He gave me directions, right across from the Century 21 retail emporium, so I walked over there and decided to give a quick glance at the inside of the store. It was crowded and hard to navigate so I promised myself to return soon. In the meantime, I wanted to get home.
I went into the subway and spent the ride thinking of Benny Tudino's. Also, I would walk past Carlo's Bake Shop and buy myself a cannoli for all my troubles. Also, after I'd cooled my heels at home for a while, I'd set out on an excursion to find Fiore's, the deli said to have the best homemade mozzarella in Hoboken, if not the world.
I hadn't been inside Carlo's before, but I will again. So many goodies I couldn't decide, but I stuck with my resolve to but one cannoli. ("Cannolo?") The cannoli cones lay empty in the case, dozens of them, some covered in chocolate. I always start with the basics, so I chose one plain one. The young lady behind the counter reached into the refrigerated drawer and pulled out a pastry bag and filled it before my eyes. I vowed to wait until I had gotten home, after the pizza slice, to eat it. A paragon of self-control.
At Benny Tudino's I sprang for pepperoni on my slice, but ordered it extra crispy as I had been instructed to do by Jeff Faria, a Hoboken expert. Excellent!
Then I went home, checked emails and phone messages, and ate my cannoli. It was as good a cannoli as I've ever had. I must confess I haven't had many. But I'm now experienced enough to recommend the Italian treat, especially fresh. Even more especially fresh from Carlo's in Hoboken.

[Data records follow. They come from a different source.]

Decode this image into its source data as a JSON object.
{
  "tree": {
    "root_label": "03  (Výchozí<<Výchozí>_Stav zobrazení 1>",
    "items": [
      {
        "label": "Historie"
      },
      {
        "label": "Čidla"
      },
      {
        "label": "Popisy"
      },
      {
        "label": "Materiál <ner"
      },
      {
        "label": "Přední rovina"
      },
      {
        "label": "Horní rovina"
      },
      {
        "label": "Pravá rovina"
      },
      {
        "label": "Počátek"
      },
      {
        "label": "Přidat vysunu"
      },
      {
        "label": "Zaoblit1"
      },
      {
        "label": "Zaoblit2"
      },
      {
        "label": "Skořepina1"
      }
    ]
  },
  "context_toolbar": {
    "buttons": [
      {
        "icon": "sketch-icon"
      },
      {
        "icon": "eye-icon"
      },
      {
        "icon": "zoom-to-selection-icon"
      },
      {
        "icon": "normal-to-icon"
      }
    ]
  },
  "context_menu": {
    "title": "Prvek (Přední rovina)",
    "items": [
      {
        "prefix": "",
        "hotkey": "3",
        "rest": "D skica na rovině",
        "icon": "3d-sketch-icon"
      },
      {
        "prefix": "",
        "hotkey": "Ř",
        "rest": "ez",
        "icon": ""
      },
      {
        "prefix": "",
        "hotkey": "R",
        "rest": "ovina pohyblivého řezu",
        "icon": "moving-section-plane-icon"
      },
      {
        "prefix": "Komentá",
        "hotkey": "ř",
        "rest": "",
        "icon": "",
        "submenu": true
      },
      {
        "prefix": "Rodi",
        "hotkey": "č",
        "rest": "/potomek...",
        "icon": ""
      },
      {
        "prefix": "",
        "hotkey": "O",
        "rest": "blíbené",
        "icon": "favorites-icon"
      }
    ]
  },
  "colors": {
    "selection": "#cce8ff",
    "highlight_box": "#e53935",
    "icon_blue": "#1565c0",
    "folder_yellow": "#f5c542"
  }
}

Then, later, the final project: To try mozzarella from Fiore's. I walked across town on 4th Street, passing the office of a dentist whom I'll go make an appointment with today, and the hospital where I'll go to get names of physicians to sign on with. Then I turned uptown to Fiore's, halfway in the block, and said to the Asian man behind the counter, "I hear you've got good homemade mozzarella here." He pointed out a huge chunk, tied up with a topknot, and I said I'd take half of it. Then I saw some capers on a shelf, and knew I was in need of capers, so I asked how much.
"Fiore!" he called, and a man came from the back.
"How much for these?"
Fiore went to a list and read from it, Petite Capers...$3.25.
I took my mozzarella -- they call it mutz here -- and my capers home, feeling very "in" and very comfortable that I was now in the club for sure.
I have this to report about the remarkable mutz. Fiore's mozzarella is lightly coated with something I always have to add myself -- salt. Its texture is perfectly raggy, with a nice chew, its taste milky. I think it's that coating of crunchy salt that sets it apart and above the usual.
With my day of being lost in Manhattan and finding myself in Hoboken, I was ready for a weekend of barely leaving my apartment. Today it's nice and warm again; it's predicted to go as high at 38° and I'm going to find that dentist.